Tom Nevin's brother and sister have asked High Court President Nicholas Kearns to rule on a preliminary issue that evidence at Mrs Nevin's trial, and her conviction, are admissible as part of their action to fully disinherit her as well as for damages against her over his wrongful death.
Mrs Nevin (61), who became known as the Black Widow during her trial, has always denied involvement in the murder and claims that evidence of her conviction should not be used in the civil action.
In a counter-claim, Mrs Nevin seeks declarations that she is entitled to her late husband's assets, or part of them, by virtue of survivorship and the laws of intestacy.
Following the conclusion of submissions from both sides, Mr Justice Kearns reserved his judgment.

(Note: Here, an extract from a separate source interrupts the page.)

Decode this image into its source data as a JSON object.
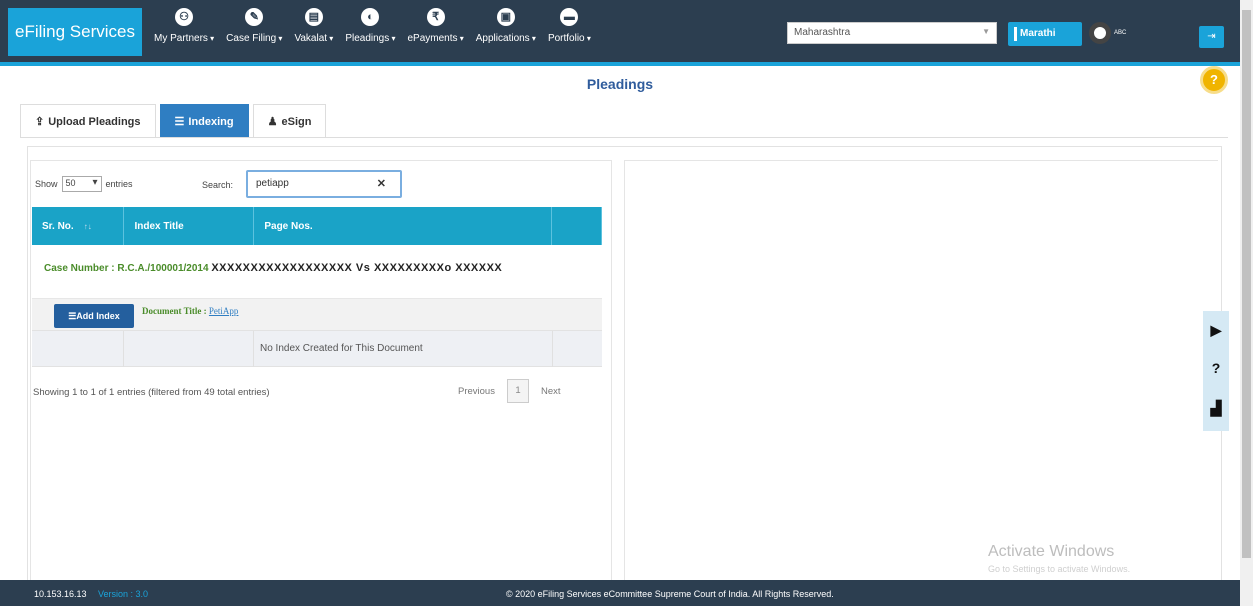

George Brady, for Patrick Nevin, of Tynagh, Loughrea; and Margaret Lavelle, of Ballinagran, Craughwell, both Co Galway, said that if the court allowed the evidence of Mrs Nevin's conviction to be used, the onus was on her to prove she did not murder her husband.
Counsel said it would be illogical and an abuse of process if evidence of Mrs Nevin's conviction by a jury could not be used in the civil action.
In addition, the Court of Criminal Appeal had dismissed both her appeal against conviction in 2003, and her bid to have her conviction declared a miscarriage of justice in 2010.
Solicitor Anne Fitzgibbon for Mrs Nevin argued it would be incorrect to admit evidence of the conviction in the civil action.
The "traditional rule" was that evidence of a criminal conviction cannot be used in a civil action, Ms Fitzgibbon said.
In response to the judge, Ms Fitzgibbon said if the conviction was admissible in the civil action it would be "virtually impossible" for Mrs Nevin to prove her innocence.
The court also heard that in an affidavit Mrs Nevin said she was quite happy to come to court and give evidence.
Mr Nevin's assets include: Jack White's Inn near Brittas Bay, Co Wicklow, which was jointly owned, and sold by his widow in late 1997 for IR£620,000; two Dublin properties; an Irish Life Assurance policy for almost IR£78,000; and cash of IR£197,000. He did not leave a will.
In 2000, Mrs Nevin was convicted of murdering Mr Nevin at their pub on March 19, 1996.
She was jailed for life on that charge and also received a seven-year sentence for soliciting three men to kill her husband in 1989 and 1990.